Determine whether your site runs on http1 or http2
4. Draw up a list of quick fixes
Once you have everything set up, you can start looking for ways to improve your performance. The important takeaway here is that there is no easy way to fix performance problems. When your website is slow, it’s rarely just one single thing slowing it down. But with the benchmark and real world data to delve into, it shouldn’t be too hard to draw up a list of quick wins that will eliminate some of the worst offenders. Improvements that target all pages are the most likely contenders, but it’s also useful to look at your most visited sections/pages and work on those a bit more extensively.
Common performance pitfalls to look for are lack of or inefficient caching, code bloat, unoptimized images, frivolous design elements and exuberant amounts of tracking solutions. Whether these problems are easy to fix though largely depends on the technical setup of a website and needs to be decided on a case by case basis.

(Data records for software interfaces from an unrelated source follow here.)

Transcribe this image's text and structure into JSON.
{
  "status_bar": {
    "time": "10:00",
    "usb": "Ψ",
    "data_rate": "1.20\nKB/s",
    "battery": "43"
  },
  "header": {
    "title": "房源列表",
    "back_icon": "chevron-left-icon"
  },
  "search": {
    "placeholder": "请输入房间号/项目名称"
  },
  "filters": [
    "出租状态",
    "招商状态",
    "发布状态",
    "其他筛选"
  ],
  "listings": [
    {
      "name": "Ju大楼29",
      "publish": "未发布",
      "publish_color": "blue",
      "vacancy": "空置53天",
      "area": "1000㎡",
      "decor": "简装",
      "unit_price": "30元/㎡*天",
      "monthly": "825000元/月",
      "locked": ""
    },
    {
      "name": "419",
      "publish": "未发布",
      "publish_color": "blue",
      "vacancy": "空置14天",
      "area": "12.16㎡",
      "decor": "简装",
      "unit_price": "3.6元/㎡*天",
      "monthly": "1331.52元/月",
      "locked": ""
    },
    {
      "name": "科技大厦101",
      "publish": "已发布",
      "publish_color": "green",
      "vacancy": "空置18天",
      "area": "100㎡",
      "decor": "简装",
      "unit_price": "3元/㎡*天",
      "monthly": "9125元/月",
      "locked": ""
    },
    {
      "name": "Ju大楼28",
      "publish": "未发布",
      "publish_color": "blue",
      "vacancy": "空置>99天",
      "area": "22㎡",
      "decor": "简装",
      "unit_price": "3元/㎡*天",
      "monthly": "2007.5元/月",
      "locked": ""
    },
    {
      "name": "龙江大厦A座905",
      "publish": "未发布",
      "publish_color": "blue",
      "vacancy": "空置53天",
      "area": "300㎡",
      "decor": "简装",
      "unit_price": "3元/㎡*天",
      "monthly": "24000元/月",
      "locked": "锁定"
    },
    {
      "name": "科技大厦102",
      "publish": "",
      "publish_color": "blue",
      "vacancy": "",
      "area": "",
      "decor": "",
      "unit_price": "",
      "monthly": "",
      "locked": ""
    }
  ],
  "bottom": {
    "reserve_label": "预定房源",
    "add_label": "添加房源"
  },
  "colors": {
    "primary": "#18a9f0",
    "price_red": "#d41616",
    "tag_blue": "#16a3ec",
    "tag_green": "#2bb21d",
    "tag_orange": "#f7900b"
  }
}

5. Monitor your data by building graphs
It’s one thing to consult your data and draw up a list of areas up for improvement, keeping your performance in check over a longer period of time is equally important. A website is always in flux, performance is rarely considered when changes are made and when new things are added.
Building some graphs and dashboards can help a great deal with this. Most benchmarking and real user monitoring tools have options to export their data, which is ideal if you want to create a few dashboards that keep track of the day to day changes in performance. At Internet Architects we have set up an automated process where we extract the necessary data from our monitoring tools and use that data to rapport changes in page size, requests and load times, either per page or for the entire website. This way we can keep track of the performance at all times and act quickly when performance starts to slide below acceptable thresholds.
Even when there isn’t dedicated time or budget to work on performance, confronting people working on the site with these dashboards on a regular basis should be enough of a push to keep the performance within bounds. Setting them up takes relatively little effort, but the return is considerable. In the end, your users will benefit and when your users benefit, your website thrives. So track and recognize your pitfalls. Optimizing your images, page sizes, design elements and code by reducing their size or amount can be a good starting point to trim unnecessary bloat.
6. Getting your hands dirty
On top of that, challenge your website periodically. If your website performs good today, that’s great, but you have no certainty it will remain this way. Once you’ve optimized your website’s performance, you can’t just leave it there. Check regularly, improve continuously. Only in this way are you committed to an effortless customer experience.